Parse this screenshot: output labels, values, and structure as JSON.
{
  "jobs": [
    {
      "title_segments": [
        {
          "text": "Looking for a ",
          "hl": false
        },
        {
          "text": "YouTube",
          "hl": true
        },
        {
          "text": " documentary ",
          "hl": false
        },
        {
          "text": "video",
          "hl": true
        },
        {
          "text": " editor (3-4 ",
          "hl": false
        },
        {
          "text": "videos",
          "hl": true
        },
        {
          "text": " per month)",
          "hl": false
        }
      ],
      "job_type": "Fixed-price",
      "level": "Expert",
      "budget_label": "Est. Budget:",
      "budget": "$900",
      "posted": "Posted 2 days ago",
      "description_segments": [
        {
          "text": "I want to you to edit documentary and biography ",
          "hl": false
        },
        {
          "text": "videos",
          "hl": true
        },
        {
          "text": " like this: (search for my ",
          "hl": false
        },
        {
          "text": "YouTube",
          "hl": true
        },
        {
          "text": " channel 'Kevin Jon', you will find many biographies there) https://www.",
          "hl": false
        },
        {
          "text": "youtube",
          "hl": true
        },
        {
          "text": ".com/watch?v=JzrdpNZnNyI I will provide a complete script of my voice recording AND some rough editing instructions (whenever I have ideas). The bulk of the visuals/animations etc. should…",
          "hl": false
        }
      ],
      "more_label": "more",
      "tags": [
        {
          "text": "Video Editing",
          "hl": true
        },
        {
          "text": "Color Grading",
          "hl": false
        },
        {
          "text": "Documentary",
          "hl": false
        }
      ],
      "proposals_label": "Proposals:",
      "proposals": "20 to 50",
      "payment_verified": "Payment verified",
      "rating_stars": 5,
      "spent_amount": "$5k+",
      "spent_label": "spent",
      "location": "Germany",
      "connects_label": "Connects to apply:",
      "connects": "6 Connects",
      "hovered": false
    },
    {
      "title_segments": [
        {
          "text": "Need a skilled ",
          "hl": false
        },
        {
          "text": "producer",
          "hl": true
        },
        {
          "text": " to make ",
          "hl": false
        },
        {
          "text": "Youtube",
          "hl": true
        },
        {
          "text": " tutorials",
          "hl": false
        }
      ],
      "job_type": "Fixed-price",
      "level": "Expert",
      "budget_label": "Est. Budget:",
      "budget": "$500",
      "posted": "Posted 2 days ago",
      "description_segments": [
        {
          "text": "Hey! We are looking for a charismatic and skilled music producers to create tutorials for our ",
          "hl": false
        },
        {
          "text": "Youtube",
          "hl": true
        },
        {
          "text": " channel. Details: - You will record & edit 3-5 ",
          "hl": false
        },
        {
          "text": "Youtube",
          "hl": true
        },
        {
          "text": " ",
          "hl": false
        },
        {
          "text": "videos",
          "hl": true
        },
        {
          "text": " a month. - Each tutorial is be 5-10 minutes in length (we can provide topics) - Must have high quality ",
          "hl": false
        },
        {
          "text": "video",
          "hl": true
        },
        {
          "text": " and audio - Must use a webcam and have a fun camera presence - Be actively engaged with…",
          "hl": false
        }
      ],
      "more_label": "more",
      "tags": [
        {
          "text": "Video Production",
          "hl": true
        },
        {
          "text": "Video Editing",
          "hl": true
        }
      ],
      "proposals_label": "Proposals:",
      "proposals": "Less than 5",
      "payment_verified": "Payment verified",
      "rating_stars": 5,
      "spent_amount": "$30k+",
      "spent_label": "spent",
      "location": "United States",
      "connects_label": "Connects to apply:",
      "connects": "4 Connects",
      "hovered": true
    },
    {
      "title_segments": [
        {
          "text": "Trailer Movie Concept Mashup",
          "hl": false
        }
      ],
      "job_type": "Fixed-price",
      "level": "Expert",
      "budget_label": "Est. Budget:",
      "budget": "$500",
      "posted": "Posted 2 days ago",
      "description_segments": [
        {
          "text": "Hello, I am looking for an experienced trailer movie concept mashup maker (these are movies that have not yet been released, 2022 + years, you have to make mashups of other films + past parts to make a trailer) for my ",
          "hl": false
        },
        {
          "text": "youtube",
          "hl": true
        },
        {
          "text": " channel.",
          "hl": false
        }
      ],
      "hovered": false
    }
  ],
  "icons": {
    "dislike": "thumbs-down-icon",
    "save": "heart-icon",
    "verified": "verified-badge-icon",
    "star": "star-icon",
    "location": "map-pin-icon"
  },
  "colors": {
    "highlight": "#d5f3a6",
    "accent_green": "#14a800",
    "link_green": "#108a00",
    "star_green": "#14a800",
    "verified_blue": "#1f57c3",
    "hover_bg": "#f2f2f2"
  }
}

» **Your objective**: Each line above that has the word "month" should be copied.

» **Solution to this exercise**:
          "text": " per month)",
          "text": " a month. - Each tutorial is be 5-10 minutes in length (we can provide topics) - Must have high quality ",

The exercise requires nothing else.